Direct Requests Vs Suggestions Via Questions - The Importance of Asking Questions - Joe Abittan

Direct Requests Vs Suggestions Via Questions

A bit of advice offered by Dale Carnegie in his book How to Win Friends and Influence People reads, “Asking questions not only makes an order more palatable; it often stimulates the creativity of the person whom you ask. People are more likely to accept an order if they have had a part in the decision that caused the order to be issued.”

 

Carnegie suggest that instead of directly ordering people to do something, we should instead ask them questions about how we (as a team) can go about achieving the thing we want. This advice seems like it needs to be tied to specific situations in order for it to be practical. There are certainly times where requests need to be direct and even forceful to make sure appropriate jobs and tasks are completed accurately and timely.

 

However, if we are working on a creative project with multiple routes to completion, asking process questions might be a good approach. We could micromanage the project and interject at every point to make sure decisions were made in the way we wanted, or we could stand back and ask people what they thought would be the best approach and ask others what the pros and cons of each approach to reaching our goal might be. This seems to be the context that Carnegie envisioned for his advice.

 

With children, educators often encourage asking questions rather than telling answers. Instead of telling kids why the sky is blue, the advice is to ask children why they think the sky is blue, what could lead to it being blue, whether the sky is always blue or if its hue changes. These questions stimulate the mind and expand the conversation.
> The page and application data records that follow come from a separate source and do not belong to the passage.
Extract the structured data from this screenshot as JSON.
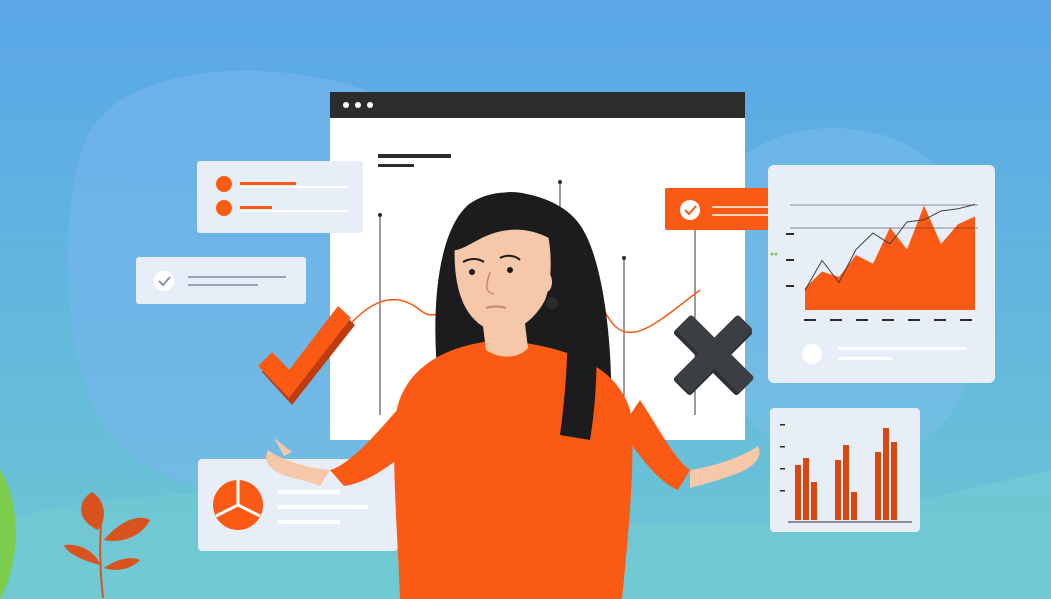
{
  "illustration": {
    "subject": "woman-shrugging-between-check-and-cross",
    "colors": {
      "sky_top": "#5aa6e8",
      "sky_bottom": "#6cc7d3",
      "accent_orange": "#fa5a14",
      "dark_gray": "#3b3f44",
      "card_light": "#e8eef8",
      "window_bar": "#2c2c2c",
      "skin": "#f6c7a8",
      "hair": "#1c1c1e"
    },
    "icons": [
      "browser-window-icon",
      "checkmark-icon",
      "cross-icon",
      "area-chart-icon",
      "bar-chart-icon",
      "pie-chart-icon",
      "list-card-icon",
      "notification-card-icon",
      "plant-icon"
    ]
  },
  "chart_data": [
    {
      "type": "area",
      "series_values": [
        0.2,
        0.35,
        0.3,
        0.5,
        0.42,
        0.75,
        0.55,
        0.95,
        0.6,
        0.78,
        0.85
      ],
      "line_values": [
        0.18,
        0.45,
        0.25,
        0.55,
        0.7,
        0.6,
        0.8,
        0.82,
        0.9,
        0.92,
        0.96
      ]
    },
    {
      "type": "bar",
      "groups": [
        {
          "values": [
            0.55,
            0.62,
            0.38
          ]
        },
        {
          "values": [
            0.6,
            0.75,
            0.28
          ]
        },
        {
          "values": [
            0.68,
            0.92,
            0.78
          ]
        }
      ]
    }
  ]
}
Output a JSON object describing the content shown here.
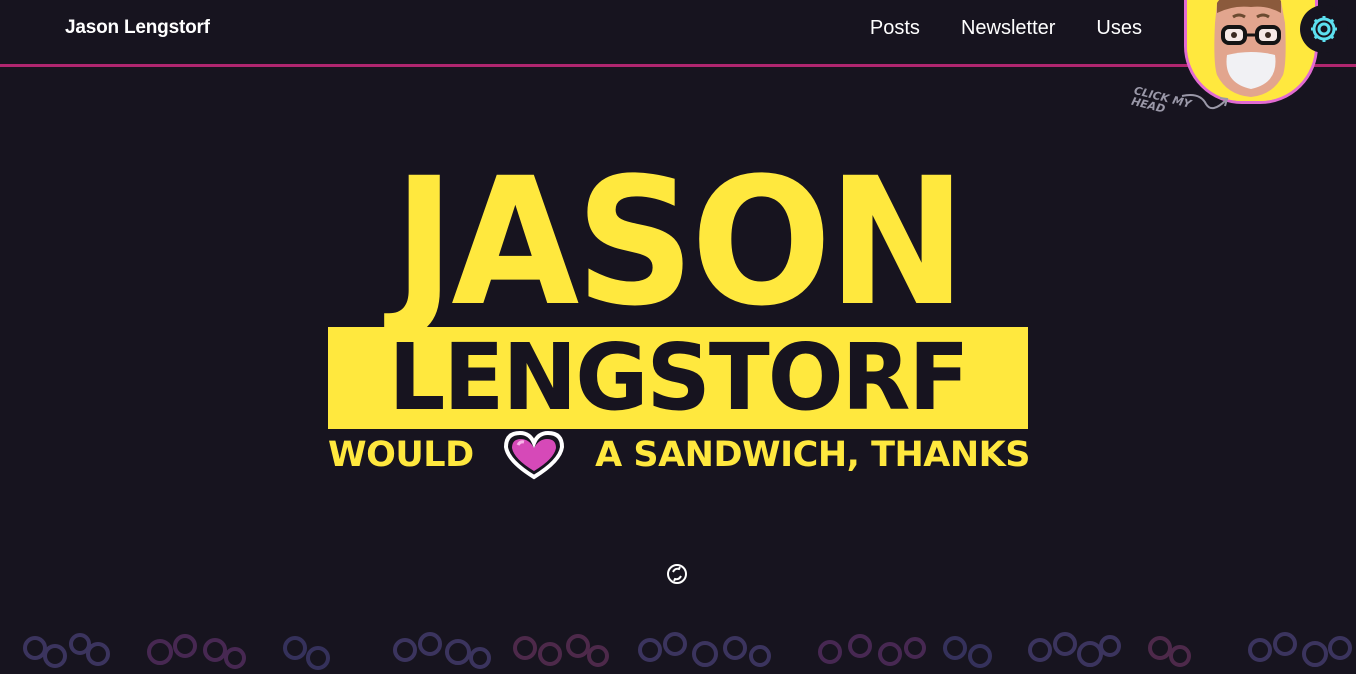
{
  "header": {
    "site_title": "Jason Lengstorf",
    "nav": [
      {
        "label": "Posts"
      },
      {
        "label": "Newsletter"
      },
      {
        "label": "Uses"
      }
    ],
    "avatar_hint": "CLICK MY HEAD",
    "settings_icon": "gear-icon"
  },
  "hero": {
    "first_name": "JASON",
    "last_name": "LENGSTORF",
    "tagline_before": "WOULD",
    "tagline_icon": "heart-icon",
    "tagline_after": "A SANDWICH, THANKS",
    "refresh_icon": "refresh-icon"
  },
  "colors": {
    "background": "#17141f",
    "accent_yellow": "#ffe83e",
    "accent_pink": "#e26bd2",
    "divider": "#b0266f"
  }
}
Kids on their own probably won’t come up with an explanation of why the sky is blue and we will have to explain Rayleigh scattering to them, but we can at least engage them more and help them work on critical thinking skills in ways that simply answering questions directly would not allow for.

 

When working in teams where we can give authority to others, we can encourage this same type of critical thinking and build such skills by asking questions rather than by micromanaging and giving directives. We can ask what others understand to be our main goals and ask others how they think their role within the project can support those larger. This gives others a chance to take ownership of their duties in ways that simply giving orders does not. Hopefully with them engaged and supportive of the final decisions they will grow and produce better outcomes on this and future projects.

Create Great Work

A real challenge across the globe in the coming decades will be helping people find ways to do meaningful work. A lot of our work today really is not that meaningful, and as more jobs can be automated, we will find ourselves with more people looking for meaningful work. Helping people find meaningful work will help preserve social order and cohesion and will be crucial for democracies, companies, families, and societies as a whole as we move forward.

 

Michael Bungay Stanier looks at the importance of meaningful work in his book The Coaching Habit and suggests that coaching people is easier and better when you are helping someone with meaningful work. When you give people tasks and ask them to do meaningless jobs, you will never get the most out of the people working with or for you. He writes, “The more we do work that has no real purpose, the less engaged and motivated we are. The less engaged we are, the less likely we are to find and create great work.”

 

The company I work for makes a real difference in the medical world. Our work leads to better health outcomes for patients and families and it is easy to see how our work has real purpose. But even within the work that I do, there can be tasks and items that seem like extra and unnecessary steps. These little things can build up, and even within a good job they can begin to feel tedious and disengaging. To combat this, my company encourages efficiency and automation within the important things that we do. We are encouraged to think about ways to improve systems and processes and to find new ways to do things better. It is the autonomy and trust from our leadership that helps us stay engaged by allowing us to continually craft our jobs to an optimal level.

 

Not everyone is in the same situation that I am in. Many companies hold people to specific processes and inefficiencies, perhaps just to see how conformist and loyal individuals are to the firm. This holds back growth an innovation and demotivates and disengages employees. As this happens to more people and as meaningless tasks are displaced to robots, we will have to find new ways to motivate and engage employees, because our employees are our fellow citizens, and because motivation and engagement can be thought of as a public good. We all rely on an engaged citizenry for our democracy, and work helps us feel valued and engaged. How we face this challenge as individual coaches and as companies will make a big difference in how engaged our society is in the future.